, by interpreting the statement in Country Club Apts. as an extension of the policy expressed in OCGA 13-8-2
(b) to all leases, this court again disregarded the plain language of the statute. Chipurnoi, supra, misread Country Club Apts., and further compounded its misinterpretation by failing to recognize that Country Club Apts. was citing OCGA 44-7-2
, and not OCGA 13-8-2
(b), when it referred with approval to the policy that a " ' . . . tenant may not . . . avoid in any contract . . . any of the rights or duties or remedies . . . relating to the duties of a landlord.' " Chipurnoi, supra at 666. Unfortunately, the majority now cites Chipurnoi as authority for its holding here.
In my view, it is time to clear away the confusion and return to the obvious plain meaning and purpose of OCGA 13-8-2
(b). This case is an excellent illustration of how the laudable purposes of OCGA 13-8-2
(b) and 44-7-2
(b) are ill served by extending their protections indiscriminately. Here, it is obvious that the contracting parties both had substantial bargaining power and negotiated the clause in question to accommodate their various business purposes. Governmental protection is unnecessary in such a case. Since Burson and Chipurnoi, supra, did not involve leases which met the two threshold requirements in OCGA 13-8-2
(b), I would overrule those two cases.
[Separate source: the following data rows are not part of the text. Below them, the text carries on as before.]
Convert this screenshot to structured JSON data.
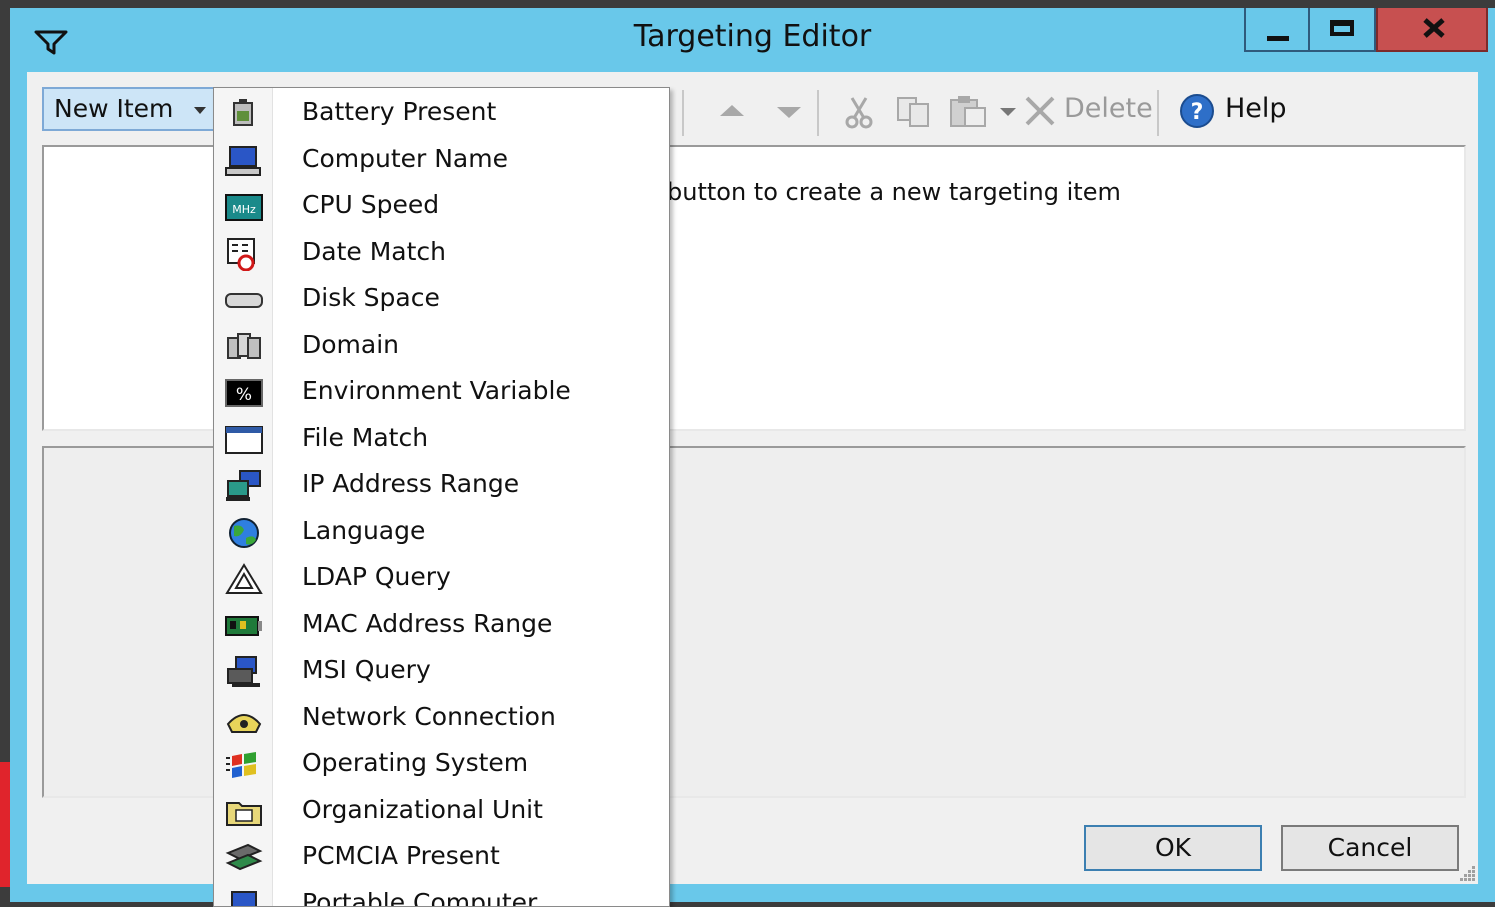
{
  "window": {
    "title": "Targeting Editor",
    "minimize_label": "Minimize",
    "maximize_label": "Maximize",
    "close_label": "Close"
  },
  "toolbar": {
    "new_item_label": "New Item",
    "delete_label": "Delete",
    "help_label": "Help"
  },
  "main": {
    "hint_text": "button to create a new targeting item"
  },
  "buttons": {
    "ok_label": "OK",
    "cancel_label": "Cancel"
  },
  "menu": {
    "items": [
      {
        "label": "Battery Present",
        "icon": "battery-icon"
      },
      {
        "label": "Computer Name",
        "icon": "computer-icon"
      },
      {
        "label": "CPU Speed",
        "icon": "cpu-icon"
      },
      {
        "label": "Date Match",
        "icon": "calendar-icon"
      },
      {
        "label": "Disk Space",
        "icon": "disk-icon"
      },
      {
        "label": "Domain",
        "icon": "domain-icon"
      },
      {
        "label": "Environment Variable",
        "icon": "environment-icon"
      },
      {
        "label": "File Match",
        "icon": "file-icon"
      },
      {
        "label": "IP Address Range",
        "icon": "network-computers-icon"
      },
      {
        "label": "Language",
        "icon": "globe-icon"
      },
      {
        "label": "LDAP Query",
        "icon": "triangle-icon"
      },
      {
        "label": "MAC Address Range",
        "icon": "network-card-icon"
      },
      {
        "label": "MSI Query",
        "icon": "msi-icon"
      },
      {
        "label": "Network Connection",
        "icon": "phone-icon"
      },
      {
        "label": "Operating System",
        "icon": "windows-flag-icon"
      },
      {
        "label": "Organizational Unit",
        "icon": "folder-icon"
      },
      {
        "label": "PCMCIA Present",
        "icon": "pcmcia-icon"
      },
      {
        "label": "Portable Computer",
        "icon": "laptop-icon"
      }
    ]
  },
  "colors": {
    "titlebar": "#69c8ea",
    "close_button": "#c75050",
    "new_item_bg": "#cde5f7"
  }
}
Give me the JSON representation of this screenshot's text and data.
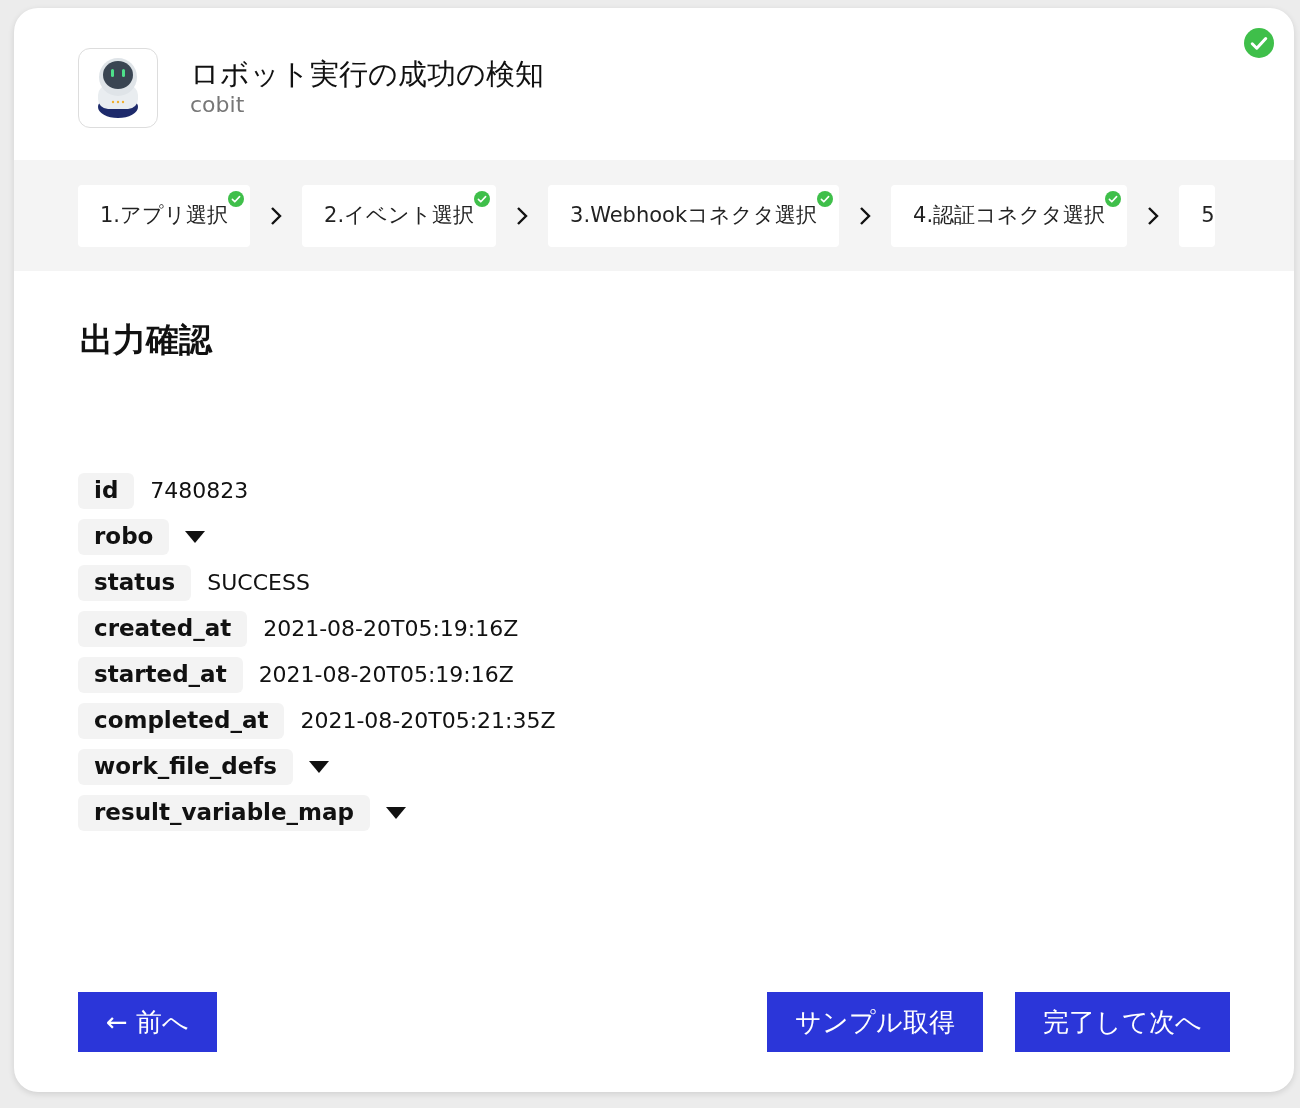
{
  "header": {
    "title": "ロボット実行の成功の検知",
    "subtitle": "cobit",
    "completed": true
  },
  "steps": [
    {
      "label": "1.アプリ選択",
      "completed": true
    },
    {
      "label": "2.イベント選択",
      "completed": true
    },
    {
      "label": "3.Webhookコネクタ選択",
      "completed": true
    },
    {
      "label": "4.認証コネクタ選択",
      "completed": true
    },
    {
      "label": "5",
      "completed": false
    }
  ],
  "section_title": "出力確認",
  "fields": [
    {
      "key": "id",
      "kind": "value",
      "value": "7480823"
    },
    {
      "key": "robo",
      "kind": "collapsible",
      "expanded": false
    },
    {
      "key": "status",
      "kind": "value",
      "value": "SUCCESS"
    },
    {
      "key": "created_at",
      "kind": "value",
      "value": "2021-08-20T05:19:16Z"
    },
    {
      "key": "started_at",
      "kind": "value",
      "value": "2021-08-20T05:19:16Z"
    },
    {
      "key": "completed_at",
      "kind": "value",
      "value": "2021-08-20T05:21:35Z"
    },
    {
      "key": "work_file_defs",
      "kind": "collapsible",
      "expanded": false
    },
    {
      "key": "result_variable_map",
      "kind": "collapsible",
      "expanded": false
    }
  ],
  "buttons": {
    "back": "← 前へ",
    "sample": "サンプル取得",
    "next": "完了して次へ"
  }
}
"The 'freedom of individuals to contract' is part of the basic liberties enjoyed by the citizens of this state and should not be interfered with in the absence of clear necessity. So important is this freedom that our legislature is prohibited from passing laws impairing the obligation of contract. [Cit.]" National Consultants v. Burt, 186 Ga. App. 27
, 32 (366 SE2d 344
) (1988). I would follow the venerable rule, as stated in Phenix Ins. Co. v. Clay, 101 Ga. 331
, 332 (28 SE 853
) (1897), that "[i]t is well settled that contracts will not be avoided by the courts as against public policy, except 'where the case is free from doubt and where an injury to the public interest clearly appears.' " Because "all people who are capable of contracting shall be extended the full freedom of doing so if they do not in some manner violate the public policy of this state," Cash v. Street & Trail, 136 Ga. App. 462
, 466 (221 SE2d 640
) (1975), and I do not find the exculpatory clause in this commercial lease offensive to the public policy of this state expressed in either OCGA 13-8-2
(b) or OCGA 44-7-2
(b), I would reverse the judgment below.
I am authorized to state that Judge Beasley joins in this dissent.
R. Wayne Thorpe, Alston & Bird, Richard R. Hays, Smith, Gambrell & Russell, Thomas E. McCarter, for appellees.